Lim continues in the next paragraph:
By her own admission Ms. Coppola’s first three movies — “The Virgin Suicides” (2000), “Lost in Translation” (2003) and “Marie Antoinette” (2006) — constitute a trilogy about young women on the awkward verge of self-definition. As her critics see it, the problem is not just repetition but a kind of solipsism.
As much as I love his side-stepping use of these unnamed “critics” and “detractors,” let’s set aside the patronizing air for the moment to ask whether he has seen anything other than Marie Antoinette. (And I hasten to add that I really liked that film, though I know some didn’t.) How, Mr. Lim, can anyone characterize her first two films as about “young women on the verge” when The Virgin Suicides is at least as much about boys who look at and admire a group of unknowable sisters, and Lost in Translation is about a relationship between a shlubby, aging actor and a woman less than half his age? Deep into the article Lim recounts Kirsten Dunst’s exasperated response to this charge at Cannes several years ago: “Observing that ‘mopey-man movies’ often get a free pass, Ms. Dunst suggested that there is less tolerance for feminine introspection.” That’s the very least one can say about movie-makers’ tolerance for male solipsism.

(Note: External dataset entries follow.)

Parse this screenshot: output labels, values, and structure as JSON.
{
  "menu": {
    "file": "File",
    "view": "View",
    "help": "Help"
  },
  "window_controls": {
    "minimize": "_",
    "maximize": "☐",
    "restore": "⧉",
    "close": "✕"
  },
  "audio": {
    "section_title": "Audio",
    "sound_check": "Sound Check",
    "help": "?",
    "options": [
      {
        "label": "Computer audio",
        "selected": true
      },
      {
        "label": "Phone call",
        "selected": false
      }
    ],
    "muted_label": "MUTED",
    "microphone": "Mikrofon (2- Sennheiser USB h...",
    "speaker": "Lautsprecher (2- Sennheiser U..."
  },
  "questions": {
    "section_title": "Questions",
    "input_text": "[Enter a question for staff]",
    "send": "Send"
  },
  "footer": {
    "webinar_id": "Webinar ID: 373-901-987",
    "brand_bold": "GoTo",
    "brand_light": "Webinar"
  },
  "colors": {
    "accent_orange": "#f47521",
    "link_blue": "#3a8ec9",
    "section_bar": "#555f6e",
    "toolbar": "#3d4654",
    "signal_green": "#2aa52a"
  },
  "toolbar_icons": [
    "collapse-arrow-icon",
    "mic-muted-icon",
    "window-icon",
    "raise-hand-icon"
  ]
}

Most of all, Lim casts a skeptical eye on the fact that Coppola is the “supremely well-connected daughter of Francis Ford Coppola” and that this has dictated her interest in filming what he calls “the luxe life.” (Again, have you seen the decidedly middle-class The Virgin Suicides?) No one doubts that her family ties have helped her, but they didn’t bring her the multiple awards she’s received, including a Golden Globe (for Lost in Translation) and the Golden Lion (for her current film Somewhere). And I ask you, Mr. Lim, have you ever described Jeff Bridges, Michael Douglas, Charlie Sheen, Kiefer Sutherland, Jaden Smith, director Jason Reitman, or even Coppola’s cousins Jason and Robert Schwartzman as the “supremely well-connected son of …”?
Turning to Lim’s sexist and patronizing dismissals, let’s tick through some of his charges:
- Her work is predictable
- Her work is somehow about herself
- Her work is solipsistic
- She got where she is due to nepotism
- Her films only portray the cloistered elite, because that’s all she knows
- She is well known to love fashion, “which seems to have contributed to a perception that there is something frivolous about her films” (we here at Feminéma LOVE the use of the passive voice!)
- She has responded to past criticism by turning her film Somewhere into a minimalistic film about a male perspective
- Her films are “delicate”
- Coppola displays a “lack of awareness” about her films as a group, a lack of awareness Lim calls either “blissful or protective” (hang on, she’s both solipsistic and blissfully unaware?)
Great job, Dennis Lim! Let’s hope that your own supremely well-connected work with The New York Times, The Los Angeles Times, Moving Image Source, the Museum of the Moving Image, The Village Voice, The Village Voice Film Guide, the National Society of Film Critics, the Brooklyn Academy of Music, the 2010 Robert Flaherty Film Seminar, and many film festivals including New York, San Sebastian, Vancouver, Tribeca, and South by Southwest Film Festivals — to name only a few I found online — permits you to continue to offer such useful assessments of one of the very few top-shelf female directors in the world. The New York Times does it again!